Over the last few weeks we’ve all faced unprecedented challenges and obstacles, being asked to quickly pull together plans to support our people and to support our businesses in these times of uncertainty. We’re all living day-to-day in the operational world, battling one challenge at a time, waiting for the next one to come our way so that we can again swoop in to help our people and businesses survive.
But for a moment I’d like to step away from the day-to-day and talk about employee engagement. For in a world where the employee experience has drastically changed, employee engagement continues to have an important role to play.
In my book “Build it: The rebel playbook for employee engagement” we define an engaged employee in three ways. And while I believe this definition still works, to help us all during these challenging times I’ve added a bit more detail as well as some things to keep in mind as you continue to focus on and drive employee engagement.
Recognition doesn’t have to cost anything, so don’t feel that since you may have to pinch the pennies you no longer can recognise one another. Remember, a simple thank you costs absolutely nothing!
1. An engaged employee understands and believes in the direction of the company
An engaged employee understands the company’s direction, their purpose and mission, and believes in how they’re getting there through their company values.
In this new world of work, we need to ensure that we are continuing to drive the business and engagement through our purpose, mission and values, not casting them aside, but using and interpreting them in different ways to face new challenges.
Keep in mind…
Communication is critical
Communicating how your company is doing against your purpose and mission is critical in these times of uncertainty. It helps reduce fears and confusion, and at the same time, helps your employees understand how you’re continuing to drive your purpose and mission, which helps create some sense of stability.
And if anything changes, which it most certainly will, communicating in an open and honest way is even more critical. For example, if you’re putting a hold on recruitment, explain why you’re doing this, how it will support the business, and what it will mean to them personally. Don’t leave it to employees to guess and interpret, for most of the time they won’t get it right.
Continue to live your values
Your company values are what you’ve determined will help your employees and business succeed. So even in challenging times, it’s important to make sure that they remain prominent in how decisions are made and the behaviours that are expected in your leaders and your workforce.
There have been some lovely examples of how companies are living values such as care, integrity and respect in how they’ve adapted their people processes and policies. One example is Workday, who announced they would pay employees below the vice president level the equivalent of two weeks of pay as a cash bonus, another is Starbucks, who have extended their mental health benefits, and another is Walmart, who announced they would waive its attendance policy through the end of April.
2. An engaged employee understands how their role contributes to the success of the company
An engaged employee clearly understands how they personally contribute to the company and how they help it succeed.
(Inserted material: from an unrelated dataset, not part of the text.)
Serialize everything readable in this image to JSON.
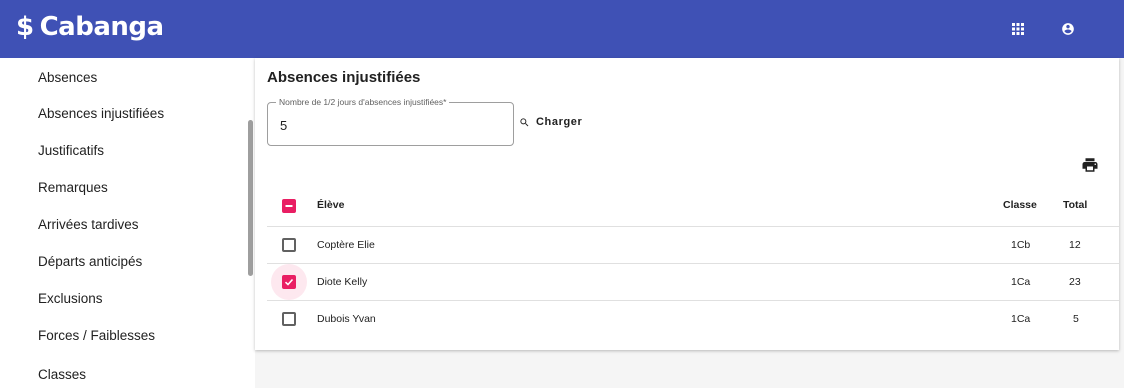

This is even more important now with roles and processes changing as businesses operate in different ways.
Keep in mind…
Address how roles are changing
Face it, all if not most roles will change in some way in the short-term. It’s important to address this now, having managers discuss and agree these changes with their employees, helping them clearly understand their new role and their new expectations. And since our businesses will continue to face change, it’s important that these conversations happen on an ongoing basis.
An engaged employee will do what it takes to help the company succeed through not just hard work, but through innovative thoughts and ideas.
Continue with recognition
Recognition helps our employees feel appreciated and at the same time helps them understand how what they’ve done has helped the company succeed. So even in challenging times, recognition needs to continue as both your employees and business need it. And, as I always say, recognition doesn’t have to cost anything, so don’t feel that since you may have to pinch the pennies you no longer can recognise one another. Remember, a simple thank you costs absolutely nothing!
3. An engaged employee genuinely wants the company to succeed
An engaged employee will do what it takes to help the company succeed through not just hard work, but through innovative thoughts and ideas. This is even more important now, for new ways of work and new ideas are what will help our companies survive in these challenging times.
Keep in mind…
Focus on results
As many of our employees will be working from home, we need to encourage managers to clearly and openly agree and discuss milestones and results, stressing that these are how hard work is measured. This will not only keep everyone on track, but will add structure and remove some of the confusion and uncertainty which may pop up for many who are new to working (and managing) from home.
Share new ideas
Some of our people will easily come up with new ways of working, while others may struggle with this. We should encourage our teams to share new ideas, with us facilitating this throughout the organisation. Get everyone excited and open to sharing, maybe even having competitions for the best new ideas.
I hope this has helped you as you continue your engagement journey on this new and bumpy path that we’ve all been led to. Let’s continue to share and care, for our employees, for our businesses, and for one another in the HR profession.